--- DATA LISTING Enclosed Below ---

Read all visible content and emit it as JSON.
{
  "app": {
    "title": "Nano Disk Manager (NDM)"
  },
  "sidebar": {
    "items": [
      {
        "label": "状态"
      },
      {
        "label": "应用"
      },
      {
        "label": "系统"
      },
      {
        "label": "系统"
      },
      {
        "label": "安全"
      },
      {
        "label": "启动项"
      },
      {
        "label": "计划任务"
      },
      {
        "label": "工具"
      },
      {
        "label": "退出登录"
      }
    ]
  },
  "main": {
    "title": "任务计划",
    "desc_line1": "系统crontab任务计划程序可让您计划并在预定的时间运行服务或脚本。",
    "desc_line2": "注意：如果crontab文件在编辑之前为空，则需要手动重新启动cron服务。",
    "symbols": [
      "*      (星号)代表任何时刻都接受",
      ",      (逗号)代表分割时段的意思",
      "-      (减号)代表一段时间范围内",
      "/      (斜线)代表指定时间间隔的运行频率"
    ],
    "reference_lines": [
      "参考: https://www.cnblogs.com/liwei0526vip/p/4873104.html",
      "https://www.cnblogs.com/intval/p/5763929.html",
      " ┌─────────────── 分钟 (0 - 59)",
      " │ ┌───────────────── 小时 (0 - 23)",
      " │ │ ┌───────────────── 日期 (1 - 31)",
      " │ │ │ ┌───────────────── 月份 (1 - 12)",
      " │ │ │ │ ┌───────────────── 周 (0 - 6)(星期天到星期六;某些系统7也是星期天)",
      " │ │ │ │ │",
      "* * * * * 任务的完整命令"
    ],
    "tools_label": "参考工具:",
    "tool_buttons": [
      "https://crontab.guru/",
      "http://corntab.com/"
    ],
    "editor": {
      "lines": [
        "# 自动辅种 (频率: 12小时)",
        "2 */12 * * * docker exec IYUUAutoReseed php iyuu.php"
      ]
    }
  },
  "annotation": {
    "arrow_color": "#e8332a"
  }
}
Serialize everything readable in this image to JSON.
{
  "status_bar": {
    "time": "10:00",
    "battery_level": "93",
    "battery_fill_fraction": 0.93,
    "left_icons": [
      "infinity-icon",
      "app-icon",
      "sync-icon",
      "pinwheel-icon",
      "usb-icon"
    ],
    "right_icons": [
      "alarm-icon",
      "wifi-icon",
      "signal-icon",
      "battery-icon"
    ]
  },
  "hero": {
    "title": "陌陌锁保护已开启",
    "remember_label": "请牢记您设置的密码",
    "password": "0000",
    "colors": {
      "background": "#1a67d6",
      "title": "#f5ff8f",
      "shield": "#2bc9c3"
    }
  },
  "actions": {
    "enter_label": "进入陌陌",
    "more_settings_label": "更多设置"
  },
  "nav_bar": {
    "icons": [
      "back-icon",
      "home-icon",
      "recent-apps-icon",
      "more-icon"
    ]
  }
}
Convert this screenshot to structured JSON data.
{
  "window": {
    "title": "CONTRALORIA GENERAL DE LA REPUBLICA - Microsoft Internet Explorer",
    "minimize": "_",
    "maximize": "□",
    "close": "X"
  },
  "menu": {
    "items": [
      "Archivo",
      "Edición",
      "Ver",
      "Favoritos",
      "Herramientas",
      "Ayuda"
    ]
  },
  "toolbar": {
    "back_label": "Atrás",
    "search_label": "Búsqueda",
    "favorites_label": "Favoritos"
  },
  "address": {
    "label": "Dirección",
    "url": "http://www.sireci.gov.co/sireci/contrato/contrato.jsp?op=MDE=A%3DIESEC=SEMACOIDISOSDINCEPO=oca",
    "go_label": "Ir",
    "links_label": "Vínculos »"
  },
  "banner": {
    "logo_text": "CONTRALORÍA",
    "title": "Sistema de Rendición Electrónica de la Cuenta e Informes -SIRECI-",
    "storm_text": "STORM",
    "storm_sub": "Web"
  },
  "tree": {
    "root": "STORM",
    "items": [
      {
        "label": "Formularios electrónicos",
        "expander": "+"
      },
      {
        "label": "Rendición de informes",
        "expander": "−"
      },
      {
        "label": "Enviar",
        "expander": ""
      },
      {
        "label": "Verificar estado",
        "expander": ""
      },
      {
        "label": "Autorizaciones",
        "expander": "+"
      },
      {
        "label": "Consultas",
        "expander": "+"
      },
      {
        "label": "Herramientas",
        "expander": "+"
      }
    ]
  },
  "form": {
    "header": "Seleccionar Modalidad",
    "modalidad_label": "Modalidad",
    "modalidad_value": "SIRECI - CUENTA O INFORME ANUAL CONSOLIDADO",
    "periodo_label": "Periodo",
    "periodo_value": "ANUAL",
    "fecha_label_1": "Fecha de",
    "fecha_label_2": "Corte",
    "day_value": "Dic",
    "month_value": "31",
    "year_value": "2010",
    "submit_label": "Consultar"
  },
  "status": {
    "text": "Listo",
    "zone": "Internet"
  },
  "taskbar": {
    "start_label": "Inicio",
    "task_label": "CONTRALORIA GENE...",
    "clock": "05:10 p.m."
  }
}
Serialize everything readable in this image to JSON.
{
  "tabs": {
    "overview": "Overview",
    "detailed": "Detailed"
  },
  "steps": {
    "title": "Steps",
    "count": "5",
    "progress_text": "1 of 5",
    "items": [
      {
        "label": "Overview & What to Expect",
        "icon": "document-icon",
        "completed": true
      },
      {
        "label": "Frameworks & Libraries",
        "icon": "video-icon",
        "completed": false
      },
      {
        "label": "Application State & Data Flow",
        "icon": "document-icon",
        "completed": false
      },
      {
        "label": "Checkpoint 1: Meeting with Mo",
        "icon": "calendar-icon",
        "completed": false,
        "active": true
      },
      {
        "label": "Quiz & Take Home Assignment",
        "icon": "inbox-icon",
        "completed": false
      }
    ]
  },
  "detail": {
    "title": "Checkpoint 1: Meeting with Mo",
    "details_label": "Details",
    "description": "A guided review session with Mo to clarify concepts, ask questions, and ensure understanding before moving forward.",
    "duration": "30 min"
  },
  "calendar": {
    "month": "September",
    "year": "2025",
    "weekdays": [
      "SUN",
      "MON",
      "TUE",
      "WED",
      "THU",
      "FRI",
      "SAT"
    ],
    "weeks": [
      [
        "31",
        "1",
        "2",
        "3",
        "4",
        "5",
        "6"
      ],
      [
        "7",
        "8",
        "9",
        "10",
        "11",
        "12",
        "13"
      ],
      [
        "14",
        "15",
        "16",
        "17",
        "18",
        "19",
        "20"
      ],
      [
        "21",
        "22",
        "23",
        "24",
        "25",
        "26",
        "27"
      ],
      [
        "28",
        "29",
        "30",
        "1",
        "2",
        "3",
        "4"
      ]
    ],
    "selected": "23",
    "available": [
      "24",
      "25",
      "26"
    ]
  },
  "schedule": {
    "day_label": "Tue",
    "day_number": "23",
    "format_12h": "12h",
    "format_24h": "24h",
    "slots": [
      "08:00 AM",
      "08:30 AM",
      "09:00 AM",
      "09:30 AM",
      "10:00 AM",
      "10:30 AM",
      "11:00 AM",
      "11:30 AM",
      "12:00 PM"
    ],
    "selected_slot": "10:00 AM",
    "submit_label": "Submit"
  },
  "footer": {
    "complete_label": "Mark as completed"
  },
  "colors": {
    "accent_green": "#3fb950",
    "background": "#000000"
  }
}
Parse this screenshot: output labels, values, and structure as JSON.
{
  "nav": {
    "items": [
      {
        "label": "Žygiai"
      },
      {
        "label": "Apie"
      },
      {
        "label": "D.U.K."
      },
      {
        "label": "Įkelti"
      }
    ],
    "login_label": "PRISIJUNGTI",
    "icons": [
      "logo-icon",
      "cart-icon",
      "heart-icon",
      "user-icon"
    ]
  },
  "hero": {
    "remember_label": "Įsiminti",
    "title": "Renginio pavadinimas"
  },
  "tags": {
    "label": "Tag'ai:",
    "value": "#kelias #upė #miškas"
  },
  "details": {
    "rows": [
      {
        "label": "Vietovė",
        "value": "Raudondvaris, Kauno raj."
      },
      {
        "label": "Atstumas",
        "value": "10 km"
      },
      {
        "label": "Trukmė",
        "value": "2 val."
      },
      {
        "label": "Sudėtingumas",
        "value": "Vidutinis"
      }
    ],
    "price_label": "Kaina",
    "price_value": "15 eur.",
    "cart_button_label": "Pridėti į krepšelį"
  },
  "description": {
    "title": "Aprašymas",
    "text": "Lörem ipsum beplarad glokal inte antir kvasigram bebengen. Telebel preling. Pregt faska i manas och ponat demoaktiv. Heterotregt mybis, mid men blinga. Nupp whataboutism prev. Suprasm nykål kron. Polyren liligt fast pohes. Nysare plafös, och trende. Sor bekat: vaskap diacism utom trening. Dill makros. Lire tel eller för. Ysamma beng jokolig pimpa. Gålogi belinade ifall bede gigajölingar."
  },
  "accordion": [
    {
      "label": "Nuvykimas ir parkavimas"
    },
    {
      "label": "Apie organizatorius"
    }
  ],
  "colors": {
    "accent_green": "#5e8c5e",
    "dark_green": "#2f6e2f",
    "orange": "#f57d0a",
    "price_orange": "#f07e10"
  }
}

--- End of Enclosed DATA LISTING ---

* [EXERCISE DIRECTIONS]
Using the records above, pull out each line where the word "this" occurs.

* [EXERCISE ANSWER]
Serialize everything readable in this image to JSON.
Convert this screenshot to structured JSON data.
Serialize everything readable in this image to JSON.
Parse this screenshot: output labels, values, and structure as JSON.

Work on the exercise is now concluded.